SC: Not to my knowledge. I mean it clearly states that for anyone entering the garage after 6 p.m., it’s free parking.
MP: Well, the exact wording is “Free parking”—
SC: Free parking after six.
MP: Yeah, it doesn’t actually say that if you had been parked there before six, you will be charged later. The sign, I think, implies that parking becomes free at six.
MP: So, is that misleading?
SC: Depending on how you read the sign, it may be, but we have not had a mass problem with people saying that it is.
MP: Have you received any complaints?
SC: Not to my knowledge. I mean, when we first actually implemented the program, there were a few people, but I guess most people who park there in the garage know what the policy is. So, we haven’t had any major complaints, but if you want to speak with someone with the city as far as actually re-wording the sign, that would probably be their call.
MP: Don’t you work for the city?
SC: I actually manage the garages for the city.
MP: So, it would be at least in part your call.
SC: I can make a recommendation.
MP: But you’ve never talked about doing that?
SC: Like I said, we have not fielded a lot of complaints pertaining to it.
MP: The policy as dictated to me by Mr. McGoy seems to me to be based mostly on ethics, on honesty, that it would be dishonest to park there all day and get free parking at 6:01. Do you agree with that assessment?
SC: Not necessarily dishonest, just the fact that that is the policy. The policy is that anyone entering the garage after 6 p.m. gets free parking.
SC: The policy is that if someone comes in at 6:01 and they leave while the attendant’s still there, within the hour, that’s free parking they will not be charged. But if someone comes in the garage at noon, and they leave after six and the attendant’s still there, they’ll be charged.
MP: To get back to the initial point, just in your opinion, the sign CLEARLY represents that policy.
SC: As far as free parking after 6 p.m., yes sir.
MP: Well, how about as far as charging until 7 p.m. if you were parked there before 6 p.m.?
SC: I’m not seeing what you’re saying because, like I said, if you read the sign, to me the sign states “Free parking after six.”
MP: Right, but does it clearly state that you will be charged until 7 p.m.?
SC: At some locations, the attendant might stay there later than seven. So, for us to have different signs in different garages when we’re trying to implement the same policy wouldn’t make a lot of sense. To tell people, “At this garage, the attendant will stay until seven, at this garage he’ll stay until six.” Like I said, we haven’t received any complaints. Have you received any?

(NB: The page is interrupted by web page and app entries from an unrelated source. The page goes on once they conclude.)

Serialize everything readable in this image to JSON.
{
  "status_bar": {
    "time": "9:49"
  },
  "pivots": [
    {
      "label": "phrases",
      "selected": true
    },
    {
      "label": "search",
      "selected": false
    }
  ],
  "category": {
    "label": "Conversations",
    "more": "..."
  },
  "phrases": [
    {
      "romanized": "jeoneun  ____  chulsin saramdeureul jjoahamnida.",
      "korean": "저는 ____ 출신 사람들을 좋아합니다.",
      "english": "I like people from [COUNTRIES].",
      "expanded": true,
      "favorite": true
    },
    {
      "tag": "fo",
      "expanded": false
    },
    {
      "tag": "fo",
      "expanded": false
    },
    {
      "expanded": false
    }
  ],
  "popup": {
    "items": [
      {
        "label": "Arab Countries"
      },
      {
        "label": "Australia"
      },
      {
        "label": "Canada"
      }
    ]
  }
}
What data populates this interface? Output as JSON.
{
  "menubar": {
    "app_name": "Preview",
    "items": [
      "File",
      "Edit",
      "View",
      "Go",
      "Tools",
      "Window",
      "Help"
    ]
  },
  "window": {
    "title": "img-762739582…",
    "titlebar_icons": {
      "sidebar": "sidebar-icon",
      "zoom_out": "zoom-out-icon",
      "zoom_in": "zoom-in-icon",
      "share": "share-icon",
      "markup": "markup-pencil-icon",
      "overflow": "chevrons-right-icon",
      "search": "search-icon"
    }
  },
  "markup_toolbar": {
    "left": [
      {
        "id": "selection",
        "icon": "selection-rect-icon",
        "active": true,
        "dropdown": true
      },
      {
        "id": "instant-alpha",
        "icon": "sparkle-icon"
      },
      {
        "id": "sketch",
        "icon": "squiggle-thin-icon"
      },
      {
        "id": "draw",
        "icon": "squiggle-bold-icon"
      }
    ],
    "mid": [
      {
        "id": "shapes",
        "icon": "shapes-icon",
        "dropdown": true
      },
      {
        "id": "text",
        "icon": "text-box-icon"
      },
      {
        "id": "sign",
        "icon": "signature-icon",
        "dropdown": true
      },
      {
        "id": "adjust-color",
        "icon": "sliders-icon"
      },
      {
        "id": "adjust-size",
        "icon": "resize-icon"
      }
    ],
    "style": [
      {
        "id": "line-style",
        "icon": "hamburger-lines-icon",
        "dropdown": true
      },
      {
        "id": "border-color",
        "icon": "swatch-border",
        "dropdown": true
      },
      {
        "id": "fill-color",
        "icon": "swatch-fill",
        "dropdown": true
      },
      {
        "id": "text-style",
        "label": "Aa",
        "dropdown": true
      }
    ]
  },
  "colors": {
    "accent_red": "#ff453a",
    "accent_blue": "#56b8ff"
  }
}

MP: I haven’t received any “here’s a story tip” type complaints about it, but I do hear people talk about it quite a bit.
SC: I’ve been parking manager for four-and-a-half, almost five, years, and when the official policy was implemented, we did hear some complaints. But in the last few years, I have not heard a lot of people complaining, going to the city, or coming to me about the free parking.
MP: Okay, well that’s all I needed to talk about. Thank you very much.
SC: Thank you.